Success! Sort of …
Instead of the complicated method I described previously, I’ve gone manual, which is, yes, more complicated :-).
I started with the latest sms.db file from my new iPhone, and then editing SQLite scripts, incremented the ROWIDs by 30,000 for the message table, and 1000 for the others, so as to avoid collisions. I then ran the INSERT statements from the old sms.db file, with their original ROWIDs, so that they’d slot in before the newer stuff. There are significant gaps in the ROWIDs, but I don’t care about those because I can store two billion messages before I run out of numbers.
The iBackupBot restore was a success, albeit edge-of-my-seat stuff when I opened the Messages app and got a blank screen (it eventually opened up, but it took a while).
The biggest complication was the relationships between chats, handles and messages. I still don’t know what a handle is, but to be fair, I haven’t even looked at the table closely.
Because the chat table has a unique constraint on the [guid] field, which forced me to go manual, I had to map this value back to the old sms.db chat table, and this is where the “sort of” in my original statement comes from: some of the conversation threads (chats) were wrongly attributed to contacts, groups of contacts, and so on. This is due to my naïveté in understanding the data.
Second phase is to analyse the records more closely to see how handles and chats work exactly, and then use a different method to remove duplication.
So for all you people out there, I am using SQLiteAdmin, TextPad, and a lot of patience to manually match key fields between both databases.

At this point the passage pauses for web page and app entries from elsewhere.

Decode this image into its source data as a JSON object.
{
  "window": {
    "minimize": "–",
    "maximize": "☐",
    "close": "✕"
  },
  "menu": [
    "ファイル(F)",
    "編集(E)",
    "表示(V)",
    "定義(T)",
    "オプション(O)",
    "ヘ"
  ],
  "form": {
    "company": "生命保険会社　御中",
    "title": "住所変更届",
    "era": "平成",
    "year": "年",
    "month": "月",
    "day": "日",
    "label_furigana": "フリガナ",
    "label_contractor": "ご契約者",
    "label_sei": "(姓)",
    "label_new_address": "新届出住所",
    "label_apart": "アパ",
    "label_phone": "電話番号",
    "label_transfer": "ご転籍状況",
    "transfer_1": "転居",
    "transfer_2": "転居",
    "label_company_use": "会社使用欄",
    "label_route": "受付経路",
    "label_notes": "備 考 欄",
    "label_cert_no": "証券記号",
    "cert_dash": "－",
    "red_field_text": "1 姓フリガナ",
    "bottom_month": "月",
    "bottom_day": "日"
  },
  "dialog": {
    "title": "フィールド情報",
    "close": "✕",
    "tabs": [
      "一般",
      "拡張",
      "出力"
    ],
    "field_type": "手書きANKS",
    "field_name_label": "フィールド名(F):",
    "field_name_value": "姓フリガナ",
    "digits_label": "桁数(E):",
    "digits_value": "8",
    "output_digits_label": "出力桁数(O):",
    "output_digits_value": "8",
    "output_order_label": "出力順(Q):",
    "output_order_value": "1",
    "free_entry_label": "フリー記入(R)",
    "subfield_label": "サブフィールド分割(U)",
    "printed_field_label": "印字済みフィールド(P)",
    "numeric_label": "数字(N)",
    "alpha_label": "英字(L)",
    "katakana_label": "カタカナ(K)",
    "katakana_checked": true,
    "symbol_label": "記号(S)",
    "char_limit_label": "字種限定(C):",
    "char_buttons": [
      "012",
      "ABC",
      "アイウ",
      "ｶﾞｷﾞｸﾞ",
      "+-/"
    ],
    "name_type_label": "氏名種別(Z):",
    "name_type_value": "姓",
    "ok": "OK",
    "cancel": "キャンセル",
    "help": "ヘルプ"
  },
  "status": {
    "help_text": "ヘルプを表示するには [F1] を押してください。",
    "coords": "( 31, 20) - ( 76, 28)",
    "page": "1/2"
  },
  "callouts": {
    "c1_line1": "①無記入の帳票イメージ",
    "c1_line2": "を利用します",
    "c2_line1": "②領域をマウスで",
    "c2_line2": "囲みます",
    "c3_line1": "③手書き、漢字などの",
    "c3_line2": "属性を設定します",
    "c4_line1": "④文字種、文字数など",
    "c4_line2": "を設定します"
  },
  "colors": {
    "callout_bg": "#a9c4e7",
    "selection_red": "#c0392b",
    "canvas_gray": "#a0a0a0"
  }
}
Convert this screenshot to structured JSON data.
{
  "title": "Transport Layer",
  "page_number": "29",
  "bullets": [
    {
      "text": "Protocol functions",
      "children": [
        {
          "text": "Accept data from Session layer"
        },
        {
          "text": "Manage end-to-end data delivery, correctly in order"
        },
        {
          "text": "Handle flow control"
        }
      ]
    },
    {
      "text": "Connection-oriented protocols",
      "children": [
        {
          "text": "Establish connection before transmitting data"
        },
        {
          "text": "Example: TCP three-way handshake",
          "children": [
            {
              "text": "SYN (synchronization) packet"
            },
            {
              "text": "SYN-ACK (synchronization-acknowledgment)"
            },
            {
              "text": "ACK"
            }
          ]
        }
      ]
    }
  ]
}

2013-03-09 Edit: According to John Lehr, the handle_id is the link I should have deduplicated first, before doing the chat_id. Simple enough (though manual), so I’ll keep that in mind when I address this again.